- Carbon sinks are found when there is a collection of carbon dioxide within a reservoir. Both, the terrestrial and aquatic systems, can act as natural carbon sinks, as can the atmosphere, where the collections of carbon dioxide as well as carbon dioxide emissions are high. The efficiency of these sinks has been declining since the 1990’s (Canadell et al. 2007). Approximately, 50% of carbon dioxide emissions are collected in the terrestrial and oceanic sinks (Ritschard 1992), which are detrimental to the ecosystem....   [tags: greenhouse gas, carbon dioxide, ecosystems]

Better Essays
1577 words (4.5 pages)

Marine Ecosystems: Coral Reefs Essay

- Declan de Mamiel (1033575) Coral reefs are the oldest of marine ecosystems, the youngest approximately 10,000 years old, and are often referred to as the rain forests’ of the ocean. Found commonly in tropical waters less than deep, these areas have a high availability of nutrients and access to sunlight required for the process of photosynthesis. Coral reefs are amongst the most complex and bio-diverse ecosystems, spanning approximately 284,300 km2 (Spalding & Ravilious et al., 2001) providing a home for 25% of all marine life....   [tags: marine environment, oceans, global temperatures]

Better Essays
1365 words (3.9 pages)

Essay on Global Warming and Natural Oceanic Conditions

- Coral reefs face considerable threats and impacts caused by global warming and local effects that alter the natural oceanic conditions, warned Eric Jordan Dahlgreen, of the Institute of marine sciences and Limnology (ICMyL) of the UNAM. Depending on the region of the planet, the hazards to organisms that make up coral communities change in relative importance. However, regardless of the cause, if the conditions are drastically transformed, the environment is not favorable for the growth and reproduction of corals, said researcher of the academic unit of Puerto Morelos....   [tags: coral reefs, marine sciences]

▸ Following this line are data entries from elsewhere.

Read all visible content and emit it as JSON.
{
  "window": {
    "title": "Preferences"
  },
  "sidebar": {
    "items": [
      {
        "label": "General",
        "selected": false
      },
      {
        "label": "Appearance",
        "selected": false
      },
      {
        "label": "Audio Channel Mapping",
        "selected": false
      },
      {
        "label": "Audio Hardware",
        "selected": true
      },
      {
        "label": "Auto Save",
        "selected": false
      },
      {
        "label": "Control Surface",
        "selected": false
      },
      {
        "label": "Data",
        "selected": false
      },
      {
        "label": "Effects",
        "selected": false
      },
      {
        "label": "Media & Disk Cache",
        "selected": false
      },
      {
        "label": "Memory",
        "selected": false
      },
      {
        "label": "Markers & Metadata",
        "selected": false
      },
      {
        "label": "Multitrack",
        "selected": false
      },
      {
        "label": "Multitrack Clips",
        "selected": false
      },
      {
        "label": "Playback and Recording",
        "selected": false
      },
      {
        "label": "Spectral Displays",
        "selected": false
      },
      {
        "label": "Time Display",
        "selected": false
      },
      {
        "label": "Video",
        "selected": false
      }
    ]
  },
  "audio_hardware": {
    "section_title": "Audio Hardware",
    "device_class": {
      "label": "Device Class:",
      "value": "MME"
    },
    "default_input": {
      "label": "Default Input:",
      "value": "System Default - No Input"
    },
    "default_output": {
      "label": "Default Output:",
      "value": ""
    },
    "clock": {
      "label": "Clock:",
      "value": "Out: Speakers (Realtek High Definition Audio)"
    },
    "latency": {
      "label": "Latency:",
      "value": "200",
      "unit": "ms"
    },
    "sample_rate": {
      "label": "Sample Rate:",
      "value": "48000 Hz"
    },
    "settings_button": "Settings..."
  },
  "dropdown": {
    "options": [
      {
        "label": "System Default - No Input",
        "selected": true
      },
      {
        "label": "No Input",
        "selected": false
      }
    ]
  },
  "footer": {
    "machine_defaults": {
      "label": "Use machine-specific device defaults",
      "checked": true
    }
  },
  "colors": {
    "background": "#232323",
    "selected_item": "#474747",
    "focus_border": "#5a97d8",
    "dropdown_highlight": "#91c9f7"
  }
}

Better Essays
1231 words (3.5 pages)

The Value Of Coral Reefs Essay

- Value of Coral Reefs The variety of biodiversity present on coral reefs is greater than in any other marine ecosystem despite reefs being present on only 0.1% of the world’s oceans. Of the 33 phyla present on Earth, 32 of them can be found on coral reefs and 15 of the 32 are found exclusively in coral reef ecosystems (Bryant et al., 1998). These ecosystems represent essential spawning, nursery, and feeding grounds for over 25% of total marine biodiversity (Bryant et al., 1998). Twelve percent of all marine fisheries are directly or indirectly reliant on coral reef ecosystems in addition to over 4,000 species of fish, an abundance of macrofauna (e.g....   [tags: Coral reef, Coral, Ecosystem, Algae]

Better Essays
2313 words (6.6 pages)

Essay about Oil Spills: Effect on Wildlife

- Almost every year ocean wildlife, birds and other animals are killed or seriously injured due to tanker ship oil spills that could be prevented. Oil spills happen mainly due to captain and crew errors. As they travel across the ocean they become careless, non-observant, and make simple mistakes that cost millions of dollars as well as the lives and habitats of animals in the area and farther. Although, there are many other reasons for oil spills such as weather conditions, illegal dumping, countries at war or terrorists attempting to get a countries attention....   [tags: Ocean Wildlife, Birds, Animals, Oil Spills]

Better Essays
957 words (2.7 pages)